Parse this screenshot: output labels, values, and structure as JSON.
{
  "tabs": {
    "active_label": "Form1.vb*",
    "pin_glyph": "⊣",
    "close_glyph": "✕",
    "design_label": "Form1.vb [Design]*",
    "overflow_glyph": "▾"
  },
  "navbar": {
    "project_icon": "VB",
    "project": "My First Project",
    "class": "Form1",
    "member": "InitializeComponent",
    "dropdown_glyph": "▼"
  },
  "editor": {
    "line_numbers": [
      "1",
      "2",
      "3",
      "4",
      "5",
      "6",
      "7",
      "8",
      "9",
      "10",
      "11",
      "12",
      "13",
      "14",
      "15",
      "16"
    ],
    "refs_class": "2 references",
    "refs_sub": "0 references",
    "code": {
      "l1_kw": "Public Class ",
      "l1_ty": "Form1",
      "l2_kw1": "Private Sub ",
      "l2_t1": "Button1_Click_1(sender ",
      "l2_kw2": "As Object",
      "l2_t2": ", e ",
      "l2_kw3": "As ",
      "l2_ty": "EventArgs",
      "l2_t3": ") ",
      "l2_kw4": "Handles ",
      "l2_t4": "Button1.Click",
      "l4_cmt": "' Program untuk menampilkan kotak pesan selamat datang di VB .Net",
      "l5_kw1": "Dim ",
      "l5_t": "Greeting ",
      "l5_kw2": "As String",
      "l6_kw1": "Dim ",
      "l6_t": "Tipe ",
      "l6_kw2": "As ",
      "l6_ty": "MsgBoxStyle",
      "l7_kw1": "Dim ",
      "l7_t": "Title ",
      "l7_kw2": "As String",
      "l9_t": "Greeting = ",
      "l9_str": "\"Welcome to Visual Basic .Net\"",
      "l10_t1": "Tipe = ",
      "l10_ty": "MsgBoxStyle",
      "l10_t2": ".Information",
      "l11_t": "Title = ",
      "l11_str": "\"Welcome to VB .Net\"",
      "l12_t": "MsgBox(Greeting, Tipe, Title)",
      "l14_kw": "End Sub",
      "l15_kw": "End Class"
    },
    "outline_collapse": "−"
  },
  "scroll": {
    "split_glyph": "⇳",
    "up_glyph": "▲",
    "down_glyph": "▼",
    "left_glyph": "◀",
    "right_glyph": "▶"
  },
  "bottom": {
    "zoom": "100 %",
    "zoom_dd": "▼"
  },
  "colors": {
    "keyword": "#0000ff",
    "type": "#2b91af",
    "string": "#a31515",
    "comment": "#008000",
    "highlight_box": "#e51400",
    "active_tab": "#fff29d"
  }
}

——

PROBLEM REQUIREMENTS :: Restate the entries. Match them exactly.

TASK ANSWER ::
Parse this screenshot: output labels, values, and structure as JSON.
{
  "tabs": {
    "active_label": "Form1.vb*",
    "pin_glyph": "⊣",
    "close_glyph": "✕",
    "design_label": "Form1.vb [Design]*",
    "overflow_glyph": "▾"
  },
  "navbar": {
    "project_icon": "VB",
    "project": "My First Project",
    "class": "Form1",
    "member": "InitializeComponent",
    "dropdown_glyph": "▼"
  },
  "editor": {
    "line_numbers": [
      "1",
      "2",
      "3",
      "4",
      "5",
      "6",
      "7",
      "8",
      "9",
      "10",
      "11",
      "12",
      "13",
      "14",
      "15",
      "16"
    ],
    "refs_class": "2 references",
    "refs_sub": "0 references",
    "code": {
      "l1_kw": "Public Class ",
      "l1_ty": "Form1",
      "l2_kw1": "Private Sub ",
      "l2_t1": "Button1_Click_1(sender ",
      "l2_kw2": "As Object",
      "l2_t2": ", e ",
      "l2_kw3": "As ",
      "l2_ty": "EventArgs",
      "l2_t3": ") ",
      "l2_kw4": "Handles ",
      "l2_t4": "Button1.Click",
      "l4_cmt": "' Program untuk menampilkan kotak pesan selamat datang di VB .Net",
      "l5_kw1": "Dim ",
      "l5_t": "Greeting ",
      "l5_kw2": "As String",
      "l6_kw1": "Dim ",
      "l6_t": "Tipe ",
      "l6_kw2": "As ",
      "l6_ty": "MsgBoxStyle",
      "l7_kw1": "Dim ",
      "l7_t": "Title ",
      "l7_kw2": "As String",
      "l9_t": "Greeting = ",
      "l9_str": "\"Welcome to Visual Basic .Net\"",
      "l10_t1": "Tipe = ",
      "l10_ty": "MsgBoxStyle",
      "l10_t2": ".Information",
      "l11_t": "Title = ",
      "l11_str": "\"Welcome to VB .Net\"",
      "l12_t": "MsgBox(Greeting, Tipe, Title)",
      "l14_kw": "End Sub",
      "l15_kw": "End Class"
    },
    "outline_collapse": "−"
  },
  "scroll": {
    "split_glyph": "⇳",
    "up_glyph": "▲",
    "down_glyph": "▼",
    "left_glyph": "◀",
    "right_glyph": "▶"
  },
  "bottom": {
    "zoom": "100 %",
    "zoom_dd": "▼"
  },
  "colors": {
    "keyword": "#0000ff",
    "type": "#2b91af",
    "string": "#a31515",
    "comment": "#008000",
    "highlight_box": "#e51400",
    "active_tab": "#fff29d"
  }
}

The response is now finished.